▶ [Exercise] Your answer must be one number: the count of lines below that hold the word "External".

▶ [Listed entries]
Start of Block
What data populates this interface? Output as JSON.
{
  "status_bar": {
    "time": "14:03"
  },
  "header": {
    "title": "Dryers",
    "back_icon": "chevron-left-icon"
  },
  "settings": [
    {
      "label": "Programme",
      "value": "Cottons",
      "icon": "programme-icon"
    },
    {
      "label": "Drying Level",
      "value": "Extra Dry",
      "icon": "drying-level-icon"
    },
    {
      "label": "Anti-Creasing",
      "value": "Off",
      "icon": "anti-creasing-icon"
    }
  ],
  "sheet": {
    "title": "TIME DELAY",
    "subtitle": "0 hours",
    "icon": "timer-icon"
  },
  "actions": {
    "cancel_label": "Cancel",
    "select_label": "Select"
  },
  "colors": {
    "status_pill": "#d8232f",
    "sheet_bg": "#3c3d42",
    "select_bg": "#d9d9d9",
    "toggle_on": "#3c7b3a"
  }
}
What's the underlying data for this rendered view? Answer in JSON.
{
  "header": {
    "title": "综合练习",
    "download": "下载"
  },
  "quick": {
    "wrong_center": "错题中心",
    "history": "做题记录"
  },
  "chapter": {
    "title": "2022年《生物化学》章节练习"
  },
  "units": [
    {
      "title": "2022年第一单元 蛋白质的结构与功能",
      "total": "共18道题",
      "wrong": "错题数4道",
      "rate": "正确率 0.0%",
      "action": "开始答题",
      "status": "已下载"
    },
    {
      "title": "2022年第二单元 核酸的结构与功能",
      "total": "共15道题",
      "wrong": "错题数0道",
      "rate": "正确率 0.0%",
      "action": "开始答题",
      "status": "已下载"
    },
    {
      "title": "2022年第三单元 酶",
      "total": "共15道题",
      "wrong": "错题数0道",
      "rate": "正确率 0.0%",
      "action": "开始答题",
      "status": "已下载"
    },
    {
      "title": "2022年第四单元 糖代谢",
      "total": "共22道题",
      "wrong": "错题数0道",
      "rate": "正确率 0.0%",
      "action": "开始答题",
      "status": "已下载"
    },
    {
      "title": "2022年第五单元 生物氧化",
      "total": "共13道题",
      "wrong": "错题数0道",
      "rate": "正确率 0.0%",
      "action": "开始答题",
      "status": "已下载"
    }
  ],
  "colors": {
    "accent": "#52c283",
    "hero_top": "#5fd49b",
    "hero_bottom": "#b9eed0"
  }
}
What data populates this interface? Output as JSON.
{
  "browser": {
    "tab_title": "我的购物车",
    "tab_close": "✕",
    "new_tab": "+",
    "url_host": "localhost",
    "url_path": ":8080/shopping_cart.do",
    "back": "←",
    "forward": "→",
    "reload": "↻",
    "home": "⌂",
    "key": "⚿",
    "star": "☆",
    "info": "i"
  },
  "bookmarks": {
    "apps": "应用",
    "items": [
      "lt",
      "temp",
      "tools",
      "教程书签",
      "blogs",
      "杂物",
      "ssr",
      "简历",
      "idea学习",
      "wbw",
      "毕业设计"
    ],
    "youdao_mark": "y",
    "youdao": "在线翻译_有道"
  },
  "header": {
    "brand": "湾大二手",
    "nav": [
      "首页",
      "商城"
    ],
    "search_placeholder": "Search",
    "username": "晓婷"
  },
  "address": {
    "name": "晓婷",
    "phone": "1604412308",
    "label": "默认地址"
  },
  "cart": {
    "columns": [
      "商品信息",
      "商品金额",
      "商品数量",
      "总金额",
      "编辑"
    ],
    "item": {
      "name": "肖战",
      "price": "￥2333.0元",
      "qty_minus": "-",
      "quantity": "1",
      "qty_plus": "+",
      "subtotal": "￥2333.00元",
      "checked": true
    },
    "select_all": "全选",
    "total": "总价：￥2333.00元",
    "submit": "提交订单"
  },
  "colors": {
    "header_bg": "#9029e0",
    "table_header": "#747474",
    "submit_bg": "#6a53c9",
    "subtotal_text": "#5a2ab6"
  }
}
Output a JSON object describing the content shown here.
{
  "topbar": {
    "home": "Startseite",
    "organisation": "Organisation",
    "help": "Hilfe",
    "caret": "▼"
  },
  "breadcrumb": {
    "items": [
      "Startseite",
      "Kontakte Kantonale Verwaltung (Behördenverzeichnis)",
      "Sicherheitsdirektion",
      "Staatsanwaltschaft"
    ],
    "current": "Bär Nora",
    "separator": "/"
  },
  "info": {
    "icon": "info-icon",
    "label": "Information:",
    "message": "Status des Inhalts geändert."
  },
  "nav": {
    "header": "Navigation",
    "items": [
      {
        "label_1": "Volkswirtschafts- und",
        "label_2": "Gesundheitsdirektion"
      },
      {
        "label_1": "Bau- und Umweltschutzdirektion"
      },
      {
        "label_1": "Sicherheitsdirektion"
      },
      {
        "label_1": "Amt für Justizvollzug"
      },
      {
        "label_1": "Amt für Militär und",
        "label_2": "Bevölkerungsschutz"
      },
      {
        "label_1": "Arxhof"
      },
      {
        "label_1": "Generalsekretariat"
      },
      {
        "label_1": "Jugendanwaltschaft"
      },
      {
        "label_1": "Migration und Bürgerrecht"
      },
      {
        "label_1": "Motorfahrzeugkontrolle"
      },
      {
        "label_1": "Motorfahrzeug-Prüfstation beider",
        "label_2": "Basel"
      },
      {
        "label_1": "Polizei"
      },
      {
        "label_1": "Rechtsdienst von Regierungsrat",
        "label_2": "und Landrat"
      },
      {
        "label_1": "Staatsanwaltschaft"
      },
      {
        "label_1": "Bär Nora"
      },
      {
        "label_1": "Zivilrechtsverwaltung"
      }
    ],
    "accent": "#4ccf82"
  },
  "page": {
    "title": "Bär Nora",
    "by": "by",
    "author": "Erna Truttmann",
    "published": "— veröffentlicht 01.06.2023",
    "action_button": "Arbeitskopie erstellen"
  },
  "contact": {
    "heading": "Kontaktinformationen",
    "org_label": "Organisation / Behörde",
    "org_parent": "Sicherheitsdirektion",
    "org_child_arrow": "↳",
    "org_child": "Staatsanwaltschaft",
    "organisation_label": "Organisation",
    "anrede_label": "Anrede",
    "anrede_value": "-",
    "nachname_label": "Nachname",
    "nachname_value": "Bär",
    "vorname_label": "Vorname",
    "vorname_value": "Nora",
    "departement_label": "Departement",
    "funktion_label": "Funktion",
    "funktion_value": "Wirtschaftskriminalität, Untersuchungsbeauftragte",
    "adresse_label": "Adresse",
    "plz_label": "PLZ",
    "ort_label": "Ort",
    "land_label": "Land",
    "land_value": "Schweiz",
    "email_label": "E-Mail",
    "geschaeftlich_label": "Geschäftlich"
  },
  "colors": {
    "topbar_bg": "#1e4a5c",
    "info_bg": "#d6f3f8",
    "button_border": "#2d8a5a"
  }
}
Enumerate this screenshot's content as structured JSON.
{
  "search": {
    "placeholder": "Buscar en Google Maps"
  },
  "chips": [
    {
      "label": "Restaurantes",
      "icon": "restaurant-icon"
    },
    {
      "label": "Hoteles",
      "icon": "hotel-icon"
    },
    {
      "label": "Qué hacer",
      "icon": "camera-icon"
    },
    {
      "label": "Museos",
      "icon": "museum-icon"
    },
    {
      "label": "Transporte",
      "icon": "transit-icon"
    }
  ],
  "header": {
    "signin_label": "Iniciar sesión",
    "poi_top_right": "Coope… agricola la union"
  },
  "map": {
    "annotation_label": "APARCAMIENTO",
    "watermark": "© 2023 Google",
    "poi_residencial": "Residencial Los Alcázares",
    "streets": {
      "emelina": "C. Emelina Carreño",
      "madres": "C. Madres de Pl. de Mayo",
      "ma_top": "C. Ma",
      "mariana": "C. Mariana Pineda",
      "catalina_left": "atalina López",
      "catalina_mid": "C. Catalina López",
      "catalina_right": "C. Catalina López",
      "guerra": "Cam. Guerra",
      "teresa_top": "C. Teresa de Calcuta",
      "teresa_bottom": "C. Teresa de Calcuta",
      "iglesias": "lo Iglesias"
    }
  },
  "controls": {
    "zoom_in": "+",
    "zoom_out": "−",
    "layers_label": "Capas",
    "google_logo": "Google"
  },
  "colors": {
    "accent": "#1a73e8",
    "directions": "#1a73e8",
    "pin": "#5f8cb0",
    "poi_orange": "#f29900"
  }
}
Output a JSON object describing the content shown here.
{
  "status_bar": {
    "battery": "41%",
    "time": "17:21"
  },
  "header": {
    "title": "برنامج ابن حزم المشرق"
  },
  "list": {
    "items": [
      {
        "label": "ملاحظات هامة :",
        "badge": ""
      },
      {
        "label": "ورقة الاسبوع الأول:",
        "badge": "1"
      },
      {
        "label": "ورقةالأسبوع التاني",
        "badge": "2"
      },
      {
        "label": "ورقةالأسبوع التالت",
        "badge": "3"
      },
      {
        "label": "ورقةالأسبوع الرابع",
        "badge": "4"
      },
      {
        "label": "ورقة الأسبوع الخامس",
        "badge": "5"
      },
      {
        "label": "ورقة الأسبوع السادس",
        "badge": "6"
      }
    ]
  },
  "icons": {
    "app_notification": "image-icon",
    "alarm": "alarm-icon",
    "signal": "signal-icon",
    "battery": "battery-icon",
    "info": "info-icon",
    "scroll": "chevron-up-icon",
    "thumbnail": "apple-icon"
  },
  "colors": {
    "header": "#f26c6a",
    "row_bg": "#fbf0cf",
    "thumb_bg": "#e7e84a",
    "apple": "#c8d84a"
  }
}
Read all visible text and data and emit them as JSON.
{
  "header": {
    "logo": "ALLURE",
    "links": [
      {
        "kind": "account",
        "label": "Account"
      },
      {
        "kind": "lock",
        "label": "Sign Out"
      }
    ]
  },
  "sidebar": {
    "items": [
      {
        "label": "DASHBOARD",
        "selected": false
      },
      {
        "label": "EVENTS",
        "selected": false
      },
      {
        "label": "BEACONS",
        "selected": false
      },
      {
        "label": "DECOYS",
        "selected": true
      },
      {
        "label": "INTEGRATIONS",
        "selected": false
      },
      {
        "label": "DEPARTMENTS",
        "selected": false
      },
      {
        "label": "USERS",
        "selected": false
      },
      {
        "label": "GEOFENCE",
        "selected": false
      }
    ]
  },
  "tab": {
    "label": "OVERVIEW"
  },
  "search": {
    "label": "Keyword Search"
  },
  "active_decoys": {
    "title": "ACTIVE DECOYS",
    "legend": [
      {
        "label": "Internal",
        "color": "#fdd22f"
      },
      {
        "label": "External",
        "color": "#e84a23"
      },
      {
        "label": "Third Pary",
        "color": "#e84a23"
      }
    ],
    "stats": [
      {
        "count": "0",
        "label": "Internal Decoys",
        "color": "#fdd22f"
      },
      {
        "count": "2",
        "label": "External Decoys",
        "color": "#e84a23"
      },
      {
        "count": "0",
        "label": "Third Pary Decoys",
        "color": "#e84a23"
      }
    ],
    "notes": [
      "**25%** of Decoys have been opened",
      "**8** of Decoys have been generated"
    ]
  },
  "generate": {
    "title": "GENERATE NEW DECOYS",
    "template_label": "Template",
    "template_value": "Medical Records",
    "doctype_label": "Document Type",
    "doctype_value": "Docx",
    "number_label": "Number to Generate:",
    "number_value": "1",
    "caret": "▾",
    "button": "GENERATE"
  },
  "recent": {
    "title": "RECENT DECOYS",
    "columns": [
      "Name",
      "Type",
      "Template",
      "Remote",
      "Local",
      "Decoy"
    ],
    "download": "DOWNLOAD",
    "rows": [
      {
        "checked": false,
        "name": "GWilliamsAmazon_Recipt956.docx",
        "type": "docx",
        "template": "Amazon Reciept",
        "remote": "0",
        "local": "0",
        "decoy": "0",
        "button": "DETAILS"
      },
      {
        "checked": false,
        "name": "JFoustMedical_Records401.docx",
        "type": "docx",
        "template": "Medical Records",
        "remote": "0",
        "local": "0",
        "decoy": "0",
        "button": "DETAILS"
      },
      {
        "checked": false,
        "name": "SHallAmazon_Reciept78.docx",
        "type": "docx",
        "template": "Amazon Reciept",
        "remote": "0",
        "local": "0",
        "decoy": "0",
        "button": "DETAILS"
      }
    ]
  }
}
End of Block
▶ [Your solution] 2